about the gig
The second act to take to the stage were 'Krautadelia' outfit Warm Digits. To say that the crowd were suitably warmed up is an understatement. They kicked off with a restrained intro of light synth, before widening out into the name of the tracks title "Warm Welcome", which is exactly what it was. A mix of fuzzy and clear, with building momentum to suitably persuade carousers to do just that, carouse.
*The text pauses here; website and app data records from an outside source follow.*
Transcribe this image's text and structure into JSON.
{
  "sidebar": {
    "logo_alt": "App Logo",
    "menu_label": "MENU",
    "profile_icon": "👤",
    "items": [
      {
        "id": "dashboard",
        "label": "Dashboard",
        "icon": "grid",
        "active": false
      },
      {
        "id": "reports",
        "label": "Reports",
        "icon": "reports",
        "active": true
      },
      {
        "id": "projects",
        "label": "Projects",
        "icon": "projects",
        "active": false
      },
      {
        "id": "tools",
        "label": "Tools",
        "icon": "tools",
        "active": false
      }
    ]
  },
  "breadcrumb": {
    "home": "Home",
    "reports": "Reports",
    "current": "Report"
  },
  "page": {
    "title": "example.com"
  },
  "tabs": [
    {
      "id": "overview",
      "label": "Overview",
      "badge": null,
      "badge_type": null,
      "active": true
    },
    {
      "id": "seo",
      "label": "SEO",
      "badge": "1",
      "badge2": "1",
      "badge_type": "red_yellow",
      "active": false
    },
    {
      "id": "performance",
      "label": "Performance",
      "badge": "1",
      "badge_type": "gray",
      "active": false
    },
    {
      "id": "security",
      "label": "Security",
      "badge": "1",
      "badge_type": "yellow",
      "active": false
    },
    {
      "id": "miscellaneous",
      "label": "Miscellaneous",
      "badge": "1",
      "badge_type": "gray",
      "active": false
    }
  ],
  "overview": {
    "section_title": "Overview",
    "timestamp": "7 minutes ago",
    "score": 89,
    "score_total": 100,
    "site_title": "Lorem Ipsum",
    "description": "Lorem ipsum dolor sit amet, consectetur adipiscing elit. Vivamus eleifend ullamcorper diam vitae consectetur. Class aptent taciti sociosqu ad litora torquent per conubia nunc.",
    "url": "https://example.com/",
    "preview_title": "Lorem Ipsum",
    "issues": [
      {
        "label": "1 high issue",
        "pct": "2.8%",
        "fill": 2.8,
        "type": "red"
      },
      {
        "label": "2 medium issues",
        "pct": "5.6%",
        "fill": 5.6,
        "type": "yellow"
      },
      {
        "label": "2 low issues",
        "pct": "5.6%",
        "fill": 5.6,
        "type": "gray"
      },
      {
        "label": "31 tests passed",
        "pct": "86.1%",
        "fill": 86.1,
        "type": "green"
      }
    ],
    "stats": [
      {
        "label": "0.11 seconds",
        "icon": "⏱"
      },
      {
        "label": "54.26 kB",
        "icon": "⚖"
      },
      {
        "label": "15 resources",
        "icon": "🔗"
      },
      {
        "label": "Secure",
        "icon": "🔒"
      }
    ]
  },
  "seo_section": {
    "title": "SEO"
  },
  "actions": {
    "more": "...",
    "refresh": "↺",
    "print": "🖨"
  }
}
Opting for smooth transitions, there were no breaks in their set, instead flowing from one to the next, utilising elements to subtly blend and kick into the forthcoming track, making for the ultimate dance. Quickly ascending and descending single stringed riffs enticed arms to be thrown, before sliding in what can only be described as 'Happy Robot' sounds. Keeping a merry old pace about them, there was a feeling that in their breaks, they wanted to veer into off pitched tangents but was halted as they brought each (element) to collaborate as one, with surprising precision. There were still however, slight pitch bends, with a taster of simple keys before a final fury, agitated on by the fans.
Even though each track delved into the next, it was clear when "Trans-Pennine Express" emerged. Crashing drums booted the main room up a notch before an absolute corker of a bass-line. This really did feel like you were in an intro to an 80's TV show, a hard concept to grasp but most definitely an exciting one, and judging by everyone else, they had that same anomalous feeling. This transcended straight into a battle between nebulous and spotless reverberations until they regained harmony, highlighted by appropriate twinkles.
"Here Come The Warm Digits" was a pulsating, threatening hyper speed track filled with constant fun. They were really toying with the audience at this point, winding synth to its peak, almost overpowering, but being releasing just in the nick of time. Again, they really threw elements together, playing on the dominance of their sound.
An abrasive transition must have meant one thing; they were sliding into "Weapons Destruction" cascading the room into pure energy. More computer based than the rest of the set, it was highly strung, but allowing itself and fans very quick breathers, utilised as breaks. This was the first time in the night we saw them throwing in the unexpected. Xylophone synth reverted them to their friendly ways. This was a heady mix and resonated throughout with faultless precision.
The previous efforts were all in aid of their final push. A wash of "Digits", speedy up and down synths, cowbells and much heavier distortion running through guitar riffs replaced previous clarity. The rudiments were the tightest they had been, throwing us into a solid wall of sound, but still managing to keep the components noticeably separate.
This could go down as one of the 'tightest' sets we have witnessed. Not to mention that it put a smile on each and every person in the room. Not many bands can boast that, but Warm Digits certainly can.
Warm Digits are the duo that emerged from Newcastle's underground with a sound like Neu! and Cluster formed a supergroup with Giorgio Moroder, Emeralds, Kevin Shields, 70's Eno and Keith Levene. Their first album proper, "Keep Warm... with the Warm Digits, came out in 2011 on Newcastle's Distraction label, in CD and also double vinyl gatefold formats. As Andrew Weatherall recently described them - "machine funk kraut-a-delia. It's rather lovley!"
Warm Digits are Steve Jefferies and Andy Hodson. Jefferies you may know for his 2 albums and various singles and EPs as Cathode, with releases for static Caravan, Expanding and others. Hodson, as well as producing Cath and Phil Tyler's modern folk classic "Dumb Supper", also produced Maximo Park's Paul Smiths's solo album "Margins", and toured Europe as a key member of Smiths band.
2011 also saw Warm Digits support the legendary Goblin, play Berlin's kraur/prog fest Polyhymia, remix UNKLE and Maximo park, and get a heavy dose of adoration from 6Music, Steve Lamacq on Radio 2 and others. They've also supported Modeselektor, Field Music, Barbra Morgenstern and others (Field Music's David Brewis also appears as guest bass player on the album).
Live, Warm Digits are a motorik epiphany of Drums, guitar and pulsing hardware complete with mesmeric kosmische visuals, all that on-stage multi-tasking makinf their live sets a dynamic kraut disco experiience.